I must mention the ABC, particularly in its 70th birthday year. Designed to inform, entertain and service all sections and satisfy the diverse needs of the public, this organisation inspires strong feelings from many Australians that are mostly positive, but it is capable of attracting great criticism, and I think that is because we all believe that it is our ABC. As a Friend of the ABC, I support the independence, creativity and extensive regional coverage of the ABC. As we move towards another funding round, I look forward to a robust debate about the resourcing of this agency.

I acknowledge the support and solidarity I have experienced from Emily's List. This organisation, formed by strong women with experience in the political system and personified by Joan Kirner, has given many of us practical help when making the decision to be involved, and guidance when taking office, in the system that our sisters organising for suffrage knew was rightfully ours.

The lessons of history are real and exceedingly useful. The issues that concerned women and their supporters in the early 20th century when they sought the right to vote included working hours, immigration, equal pay, a real fear of a fall in the birth rate and the impact of change on family values. Many of the suffragettes, including Emma Miller, were deeply involved in the peace movement and the divisive debate about conscription during World War I. As I stand here today, I consider that list of issues and find that they are amazingly current. Emma Miller did not believe that all problems would be solved by women accessing the vote. Her legacy was the need to fight on. I accept this legacy, and I hope that I will be able to play a part in this house to maintain the spirit of the suffragettes.

I am a proud unionist. I have been involved in the movement to ensure that all workers have access to safe workplaces, that reasonable hours are enshrined in working conditions and that all workers have access to equitable pay for their labour. The Queensland Industrial Relations Commission has recently ruled on equal pay and test cases are being developed now, over 100 years after the first royal commission into shops, factories and workshops in Brisbane in 1891 exposed discriminatory conditions and unjust wage rates.

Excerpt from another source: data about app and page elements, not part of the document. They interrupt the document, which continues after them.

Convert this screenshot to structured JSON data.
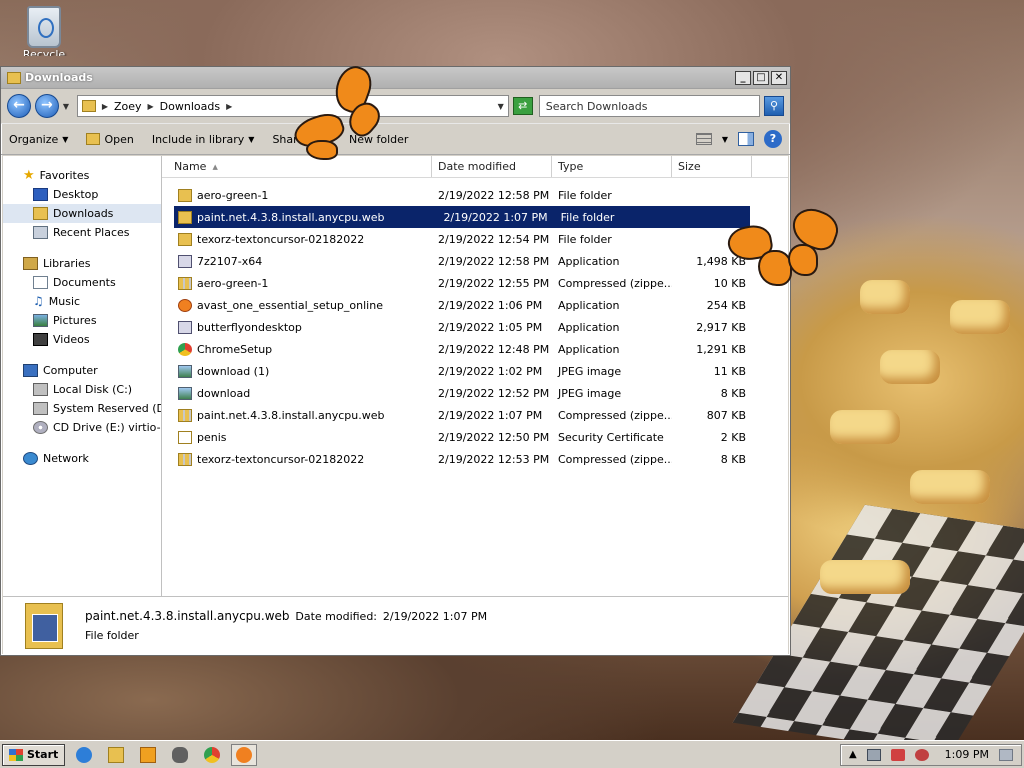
{
  "desktop": {
    "recycle_bin_label": "Recycle Bin"
  },
  "window": {
    "title": "Downloads",
    "controls": {
      "minimize": "_",
      "maximize": "□",
      "close": "✕"
    }
  },
  "address": {
    "crumbs": [
      "Zoey",
      "Downloads"
    ],
    "search_placeholder": "Search Downloads"
  },
  "toolbar": {
    "organize": "Organize",
    "open": "Open",
    "include_in_library": "Include in library",
    "share_with": "Share with",
    "new_folder": "New folder",
    "help": "?"
  },
  "nav": {
    "favorites": {
      "label": "Favorites",
      "items": [
        "Desktop",
        "Downloads",
        "Recent Places"
      ]
    },
    "libraries": {
      "label": "Libraries",
      "items": [
        "Documents",
        "Music",
        "Pictures",
        "Videos"
      ]
    },
    "computer": {
      "label": "Computer",
      "items": [
        "Local Disk (C:)",
        "System Reserved (D:)",
        "CD Drive (E:) virtio-win"
      ]
    },
    "network": {
      "label": "Network"
    }
  },
  "columns": {
    "name": "Name",
    "date": "Date modified",
    "type": "Type",
    "size": "Size"
  },
  "files": [
    {
      "name": "aero-green-1",
      "date": "2/19/2022 12:58 PM",
      "type": "File folder",
      "size": "",
      "icon": "folder-icon"
    },
    {
      "name": "paint.net.4.3.8.install.anycpu.web",
      "date": "2/19/2022 1:07 PM",
      "type": "File folder",
      "size": "",
      "icon": "folder-icon",
      "selected": true
    },
    {
      "name": "texorz-textoncursor-02182022",
      "date": "2/19/2022 12:54 PM",
      "type": "File folder",
      "size": "",
      "icon": "folder-icon"
    },
    {
      "name": "7z2107-x64",
      "date": "2/19/2022 12:58 PM",
      "type": "Application",
      "size": "1,498 KB",
      "icon": "app-icon"
    },
    {
      "name": "aero-green-1",
      "date": "2/19/2022 12:55 PM",
      "type": "Compressed (zippe...",
      "size": "10 KB",
      "icon": "zip-icon"
    },
    {
      "name": "avast_one_essential_setup_online",
      "date": "2/19/2022 1:06 PM",
      "type": "Application",
      "size": "254 KB",
      "icon": "avast-icon"
    },
    {
      "name": "butterflyondesktop",
      "date": "2/19/2022 1:05 PM",
      "type": "Application",
      "size": "2,917 KB",
      "icon": "app-icon"
    },
    {
      "name": "ChromeSetup",
      "date": "2/19/2022 12:48 PM",
      "type": "Application",
      "size": "1,291 KB",
      "icon": "chrome-icon"
    },
    {
      "name": "download (1)",
      "date": "2/19/2022 1:02 PM",
      "type": "JPEG image",
      "size": "11 KB",
      "icon": "jpeg-icon"
    },
    {
      "name": "download",
      "date": "2/19/2022 12:52 PM",
      "type": "JPEG image",
      "size": "8 KB",
      "icon": "jpeg-icon"
    },
    {
      "name": "paint.net.4.3.8.install.anycpu.web",
      "date": "2/19/2022 1:07 PM",
      "type": "Compressed (zippe...",
      "size": "807 KB",
      "icon": "zip-icon"
    },
    {
      "name": "penis",
      "date": "2/19/2022 12:50 PM",
      "type": "Security Certificate",
      "size": "2 KB",
      "icon": "certificate-icon"
    },
    {
      "name": "texorz-textoncursor-02182022",
      "date": "2/19/2022 12:53 PM",
      "type": "Compressed (zippe...",
      "size": "8 KB",
      "icon": "zip-icon"
    }
  ],
  "details": {
    "name": "paint.net.4.3.8.install.anycpu.web",
    "modified_label": "Date modified:",
    "modified_value": "2/19/2022 1:07 PM",
    "type": "File folder"
  },
  "taskbar": {
    "start": "Start",
    "pinned": [
      "internet-explorer-icon",
      "explorer-icon",
      "media-player-icon",
      "raccoon-icon",
      "chrome-icon",
      "avast-icon"
    ],
    "clock": "1:09 PM"
  },
  "colors": {
    "selection": "#0a246a",
    "butterfly": "#f08a1a"
  }
}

The debate about asylum seekers has refocused concerns about migration and the make-up of Australian society. Emma Miller believed that injustice harmed all of society. The treatment of asylum seekers, the effect of mandatory imprisonment of families and children and the fear-mongering about security and invasion reflect on our society and our compassion. These injustices harm us all.

The community debate about maternity leave has been affected by questions about our falling birth rate and responsibilities for family. I am proud that the ALP has publicly supported paid maternity leave. This decision has been long awaited. We need to progress practical implementation so that another 100 years does not pass before anything changes here as well.

While researching the Emma Miller connections, I related immediately to the industrial issues and the equity concerns. However, I was not prepared for the sense of foreboding about the threat of war. I have long been involved in the antiwar and antinuclear movements and I am personally appalled by the enormity of any decision about involvement in war. I welcome an informed and reasoned consideration of any position in relation to Iraq and a commitment to the goals of peace and security.

I want to thank the people who are working with me: Virginia, Michelle, David and Tom. Thank you for your patience and your help, and I hope it will continue. I thank the people of Queensland for the honour and responsibility they have given me as their senator. I will work to continue the ongoing legacy of Emma Miller and her sisters, because, as Emma said, `The world will be what we make it, and a fuller, happier and more abundant world is possible for all of us if we are united in efforts.'